Patience has become the virtue of the bored! Even with children these days, sweet words do not seem to work for long, you have to bribe them or give something in return to get things done. Beyond a limit, anger takes its place, has an impact on our choice of words and in turn the result we want.

With many many "not-so-right" things happening around, with the concept of "Dharma" losing its sense, with self-judgement on the decline, with no fear for one's own mind or God when wrong things are done, how will pleasant words and ahimsa in words have any effect?

I have had many incidents where unable to bear the atrocity happening, I started questioning. Initially, I started with polite words and framed my sentences in the most unoffensive way as possible. I found that this had absolutely no effect! I just get weird looks in return, which either imply I am jobless or mean they do not really care!

The moment I use words which can prick conscience, the effect is instantaneous. Is this a right approach?

Let me cite an example. Across India, in all tourist places, the shops have extra cost above MRP on all products especially eatables and if it is a cold drink that you are buying it will have additional price for the "cooling"! I question this everywhere I go, asking why should I even pay a rupee more than the MRP? Just questions or refusing to buy seemed to have absolutely no effect!

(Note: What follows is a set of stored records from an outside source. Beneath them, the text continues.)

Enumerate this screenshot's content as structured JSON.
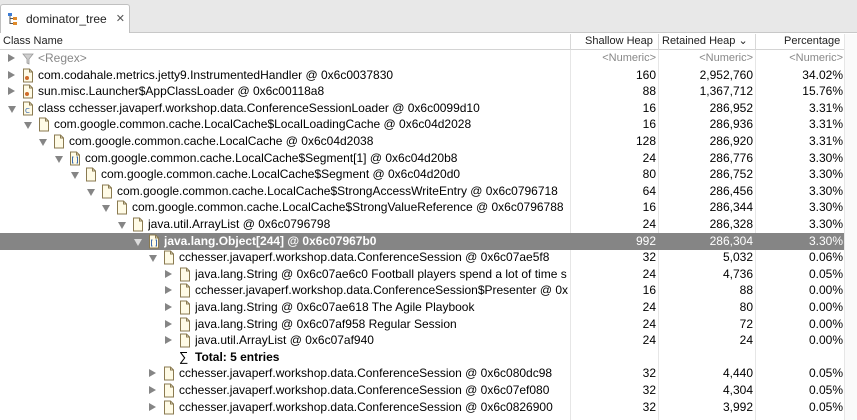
{
  "tab": {
    "title": "dominator_tree",
    "icon": "tree-view-icon",
    "close": "✕"
  },
  "columns": {
    "class_name": "Class Name",
    "shallow": "Shallow Heap",
    "retained": "Retained Heap ⌄",
    "percentage": "Percentage"
  },
  "filter": {
    "regex": "<Regex>",
    "shallow": "<Numeric>",
    "retained": "<Numeric>",
    "percentage": "<Numeric>"
  },
  "rows": [
    {
      "depth": 0,
      "expand": "right",
      "icon": "class",
      "label": "com.codahale.metrics.jetty9.InstrumentedHandler @ 0x6c0037830",
      "shallow": "160",
      "retained": "2,952,760",
      "percentage": "34.02%"
    },
    {
      "depth": 0,
      "expand": "right",
      "icon": "class",
      "label": "sun.misc.Launcher$AppClassLoader @ 0x6c00118a8",
      "shallow": "88",
      "retained": "1,367,712",
      "percentage": "15.76%"
    },
    {
      "depth": 0,
      "expand": "down",
      "icon": "class-object",
      "label": "class cchesser.javaperf.workshop.data.ConferenceSessionLoader @ 0x6c0099d10",
      "shallow": "16",
      "retained": "286,952",
      "percentage": "3.31%"
    },
    {
      "depth": 1,
      "expand": "down",
      "icon": "object",
      "label": "com.google.common.cache.LocalCache$LocalLoadingCache @ 0x6c04d2028",
      "shallow": "16",
      "retained": "286,936",
      "percentage": "3.31%"
    },
    {
      "depth": 2,
      "expand": "down",
      "icon": "object",
      "label": "com.google.common.cache.LocalCache @ 0x6c04d2038",
      "shallow": "128",
      "retained": "286,920",
      "percentage": "3.31%"
    },
    {
      "depth": 3,
      "expand": "down",
      "icon": "array",
      "label": "com.google.common.cache.LocalCache$Segment[1] @ 0x6c04d20b8",
      "shallow": "24",
      "retained": "286,776",
      "percentage": "3.30%"
    },
    {
      "depth": 4,
      "expand": "down",
      "icon": "object",
      "label": "com.google.common.cache.LocalCache$Segment @ 0x6c04d20d0",
      "shallow": "80",
      "retained": "286,752",
      "percentage": "3.30%"
    },
    {
      "depth": 5,
      "expand": "down",
      "icon": "object",
      "label": "com.google.common.cache.LocalCache$StrongAccessWriteEntry @ 0x6c0796718",
      "shallow": "64",
      "retained": "286,456",
      "percentage": "3.30%"
    },
    {
      "depth": 6,
      "expand": "down",
      "icon": "object",
      "label": "com.google.common.cache.LocalCache$StrongValueReference @ 0x6c0796788",
      "shallow": "16",
      "retained": "286,344",
      "percentage": "3.30%"
    },
    {
      "depth": 7,
      "expand": "down",
      "icon": "object",
      "label": "java.util.ArrayList @ 0x6c0796798",
      "shallow": "24",
      "retained": "286,328",
      "percentage": "3.30%"
    },
    {
      "depth": 8,
      "expand": "down",
      "icon": "array",
      "label": "java.lang.Object[244] @ 0x6c07967b0",
      "shallow": "992",
      "retained": "286,304",
      "percentage": "3.30%",
      "selected": true
    },
    {
      "depth": 9,
      "expand": "down",
      "icon": "object",
      "label": "cchesser.javaperf.workshop.data.ConferenceSession @ 0x6c07ae5f8",
      "shallow": "32",
      "retained": "5,032",
      "percentage": "0.06%"
    },
    {
      "depth": 10,
      "expand": "right",
      "icon": "object",
      "label": "java.lang.String @ 0x6c07ae6c0  Football players spend a lot of time s",
      "shallow": "24",
      "retained": "4,736",
      "percentage": "0.05%"
    },
    {
      "depth": 10,
      "expand": "right",
      "icon": "object",
      "label": "cchesser.javaperf.workshop.data.ConferenceSession$Presenter @ 0x6",
      "shallow": "16",
      "retained": "88",
      "percentage": "0.00%"
    },
    {
      "depth": 10,
      "expand": "right",
      "icon": "object",
      "label": "java.lang.String @ 0x6c07ae618  The Agile Playbook",
      "shallow": "24",
      "retained": "80",
      "percentage": "0.00%"
    },
    {
      "depth": 10,
      "expand": "right",
      "icon": "object",
      "label": "java.lang.String @ 0x6c07af958  Regular Session",
      "shallow": "24",
      "retained": "72",
      "percentage": "0.00%"
    },
    {
      "depth": 10,
      "expand": "right",
      "icon": "object",
      "label": "java.util.ArrayList @ 0x6c07af940",
      "shallow": "24",
      "retained": "24",
      "percentage": "0.00%"
    },
    {
      "depth": 10,
      "expand": "none",
      "icon": "sigma",
      "label": "Total: 5 entries",
      "shallow": "",
      "retained": "",
      "percentage": "",
      "bold": true
    },
    {
      "depth": 9,
      "expand": "right",
      "icon": "object",
      "label": "cchesser.javaperf.workshop.data.ConferenceSession @ 0x6c080dc98",
      "shallow": "32",
      "retained": "4,440",
      "percentage": "0.05%"
    },
    {
      "depth": 9,
      "expand": "right",
      "icon": "object",
      "label": "cchesser.javaperf.workshop.data.ConferenceSession @ 0x6c07ef080",
      "shallow": "32",
      "retained": "4,304",
      "percentage": "0.05%"
    },
    {
      "depth": 9,
      "expand": "right",
      "icon": "object",
      "label": "cchesser.javaperf.workshop.data.ConferenceSession @ 0x6c0826900",
      "shallow": "32",
      "retained": "3,992",
      "percentage": "0.05%"
    }
  ]
}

Then I decided to change my approach. Apart from questioning and refusing to buy, I started telling in a harsh way that their conscience should prick for taking extra money and that the money they earn in such dishonest way will never stay or grow! This seemed to have a profound effect.

The shop keepers did not give me the products at the correct price but somewhere deep down their heart, the sleeping conscience woke up! They were scared that my words would come true about money! They came back fighting, saying I had rights to refuse to buy but never curse them!

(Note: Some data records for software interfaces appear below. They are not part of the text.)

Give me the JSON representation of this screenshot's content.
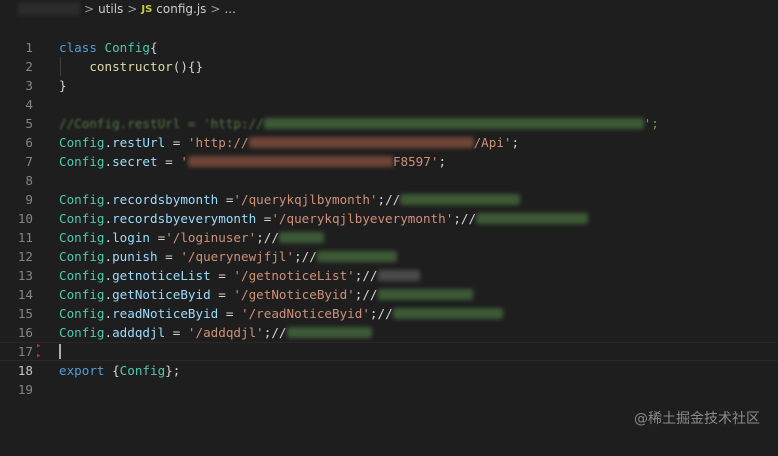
{
  "breadcrumb": {
    "items": [
      "utils",
      "config.js",
      "..."
    ],
    "separator": ">",
    "file_icon": "JS"
  },
  "line_numbers": [
    "1",
    "2",
    "3",
    "4",
    "5",
    "6",
    "7",
    "8",
    "9",
    "10",
    "11",
    "12",
    "13",
    "14",
    "15",
    "16",
    "17",
    "18",
    "19"
  ],
  "code": {
    "l2_kw": "class",
    "l2_cls": "Config",
    "l2_brace": "{",
    "l3_fn": "constructor",
    "l3_rest": "(){}",
    "l4": "}",
    "l6_cm_start": "//Config.restUrl = 'http://",
    "l6_cm_end": "';",
    "l7_obj": "Config",
    "l7_dot": ".",
    "l7_prop": "restUrl",
    "l7_eq": " = ",
    "l7_str_start": "'http://",
    "l7_str_mid": "/Api'",
    "l7_end": ";",
    "l8_obj": "Config",
    "l8_prop": "secret",
    "l8_eq": " = ",
    "l8_str_start": "'",
    "l8_str_end": "F8597'",
    "l8_end": ";",
    "l10_prop": "recordsbymonth",
    "l10_eq": " =",
    "l10_str": "'/querykqjlbymonth'",
    "l10_end": ";//",
    "l11_prop": "recordsbyeverymonth",
    "l11_eq": " =",
    "l11_str": "'/querykqjlbyeverymonth'",
    "l11_end": ";//",
    "l12_prop": "login",
    "l12_eq": " =",
    "l12_str": "'/loginuser'",
    "l12_end": ";//",
    "l13_prop": "punish",
    "l13_eq": " = ",
    "l13_str": "'/querynewjfjl'",
    "l13_end": ";//",
    "l14_prop": "getnoticeList",
    "l14_eq": " = ",
    "l14_str": "'/getnoticeList'",
    "l14_end": ";//",
    "l15_prop": "getNoticeByid",
    "l15_eq": " = ",
    "l15_str": "'/getNoticeByid'",
    "l15_end": ";//",
    "l16_prop": "readNoticeByid",
    "l16_eq": " = ",
    "l16_str": "'/readNoticeByid'",
    "l16_end": ";//",
    "l17_prop": "addqdjl",
    "l17_eq": " = ",
    "l17_str": "'/addqdjl'",
    "l17_end": ";//",
    "l19_kw": "export",
    "l19_open": " {",
    "l19_cls": "Config",
    "l19_close": "};"
  },
  "watermark": "@稀土掘金技术社区",
  "colors": {
    "background": "#1e1e1e",
    "keyword": "#569cd6",
    "class": "#4ec9b0",
    "function": "#dcdcaa",
    "property": "#9cdcfe",
    "string": "#ce9178",
    "comment": "#6a9955",
    "line_number": "#858585"
  }
}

This made me think, the shopkeeper would definitely be thinking about this incident at least for a day, which might or might not change him, but at least it will make him think which otherwise he would never do!

Even when the right things are told in the ahimsa way, they do not seem to reach where they should. The same message if conveyed in a "not-so-ahimsa" way does appear to have an effect! This really made me think - Ahimsa - does it hold relevance any long? In actions? In words? In thoughts? No was my answer after recounting many many incidents in my life so far.

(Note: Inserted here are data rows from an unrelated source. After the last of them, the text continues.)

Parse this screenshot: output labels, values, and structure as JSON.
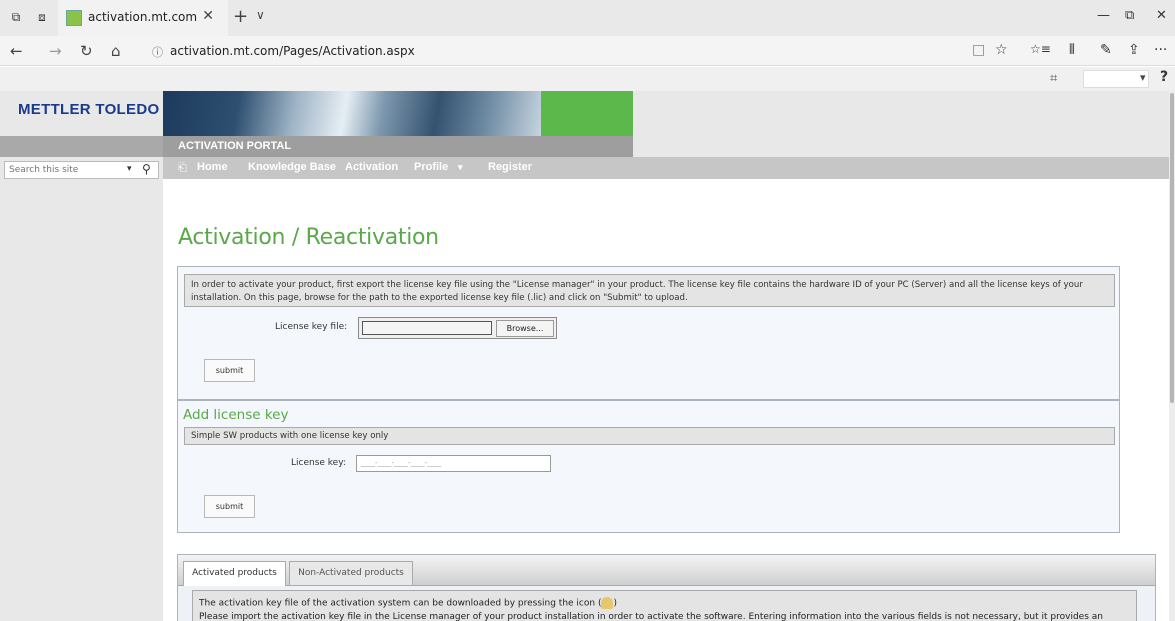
{
  "browser": {
    "tab_title": "activation.mt.com",
    "tab_close": "✕",
    "new_tab": "+",
    "tab_list": "∨",
    "minimize": "—",
    "maximize": "⧉",
    "close": "✕",
    "back": "←",
    "forward": "→",
    "refresh": "↻",
    "home": "⌂",
    "url_info": "ⓘ",
    "url": "activation.mt.com/Pages/Activation.aspx",
    "reading_view": "□",
    "favorite": "☆",
    "favorites_hub": "☆≡",
    "library": "⫴",
    "notes": "✎",
    "share": "⇪",
    "more": "···",
    "fit_icon": "⌗",
    "ext_drop": "▾",
    "ext_help": "?"
  },
  "site": {
    "logo": "METTLER TOLEDO",
    "portal_title": "ACTIVATION PORTAL",
    "search_placeholder": "Search this site",
    "search_drop": "▾",
    "search_go": "⚲",
    "home_icon": "⎗"
  },
  "menu": {
    "home": "Home",
    "knowledge_base": "Knowledge Base",
    "activation": "Activation",
    "profile": "Profile",
    "profile_caret": "▾",
    "register": "Register"
  },
  "main": {
    "title": "Activation / Reactivation",
    "activation_panel": {
      "info": "In order to activate your product, first export the license key file using the \"License manager\" in your product. The license key file contains the hardware ID of your PC (Server) and all the license keys of your installation. On this page, browse for the path to the exported license key file (.lic) and click on \"Submit\" to upload.",
      "file_label": "License key file:",
      "browse": "Browse...",
      "submit": "submit"
    },
    "license_panel": {
      "heading": "Add license key",
      "info": "Simple SW products with one license key only",
      "key_label": "License key:",
      "key_placeholder": "____-____-____-____-____",
      "submit": "submit"
    },
    "tabs": {
      "active": "Activated products",
      "inactive": "Non-Activated products",
      "content_line1_a": "The activation key file of the activation system can be downloaded by pressing the icon (",
      "content_line1_b": ")",
      "content_line2": "Please import the activation key file in the License manager of your product installation in order to activate the software. Entering information into the various fields is not necessary, but it provides an overview."
    }
  }
}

    0 of 8192 characters used
    Post Comment

    • Deepika Arun profile image

      Deepika Arun 5 years ago from Chennai, India

      @Appa: Bull's eye!

    • C.V.Rajan profile image

      Disillusioned 5 years ago from Kerala, India

      Thought provoking.

      What I observe is that those who have a well developed and nurtured conscience do acknowledge words of ahimsa and act upon it. The lesser the development of conscience, the greater is the need for usage of stronger words. But with people who have no conscience, nothing has any effect - neither soft counseling nor violet verbal outpourings.

      And there is "group culture" too to handle. Most autorickshaw wallahs have similar culture. So are policemen, petty shop owners. Their way of reaction will be typical to their group culture.

    • Deepika Arun profile image

      Deepika Arun 5 years ago from Chennai, India

      @Otee : Thanks :) It is true that we should keep going with what works best but the question of that being right or wrong is always there!

    • OTEE profile image

      OTEE 5 years ago from India

      Thought provoking hub Deepika. I got a new perspective on ahimsa - that of being non-violent words.

      Non-violence (ahimsa) is a difficult concept to define. There is a school of thought that the non-violence of Gandhiji was in fact a most powerful violent form, as it provoked the opponent into violence.

      As regards being non-violent in words - would it be effective, particularly when the interaction with the other party (as with shop-keepers) is transient? I am equally stumped. I guess going with what works best for us is what we should follow.

      Thanks again for a good hub.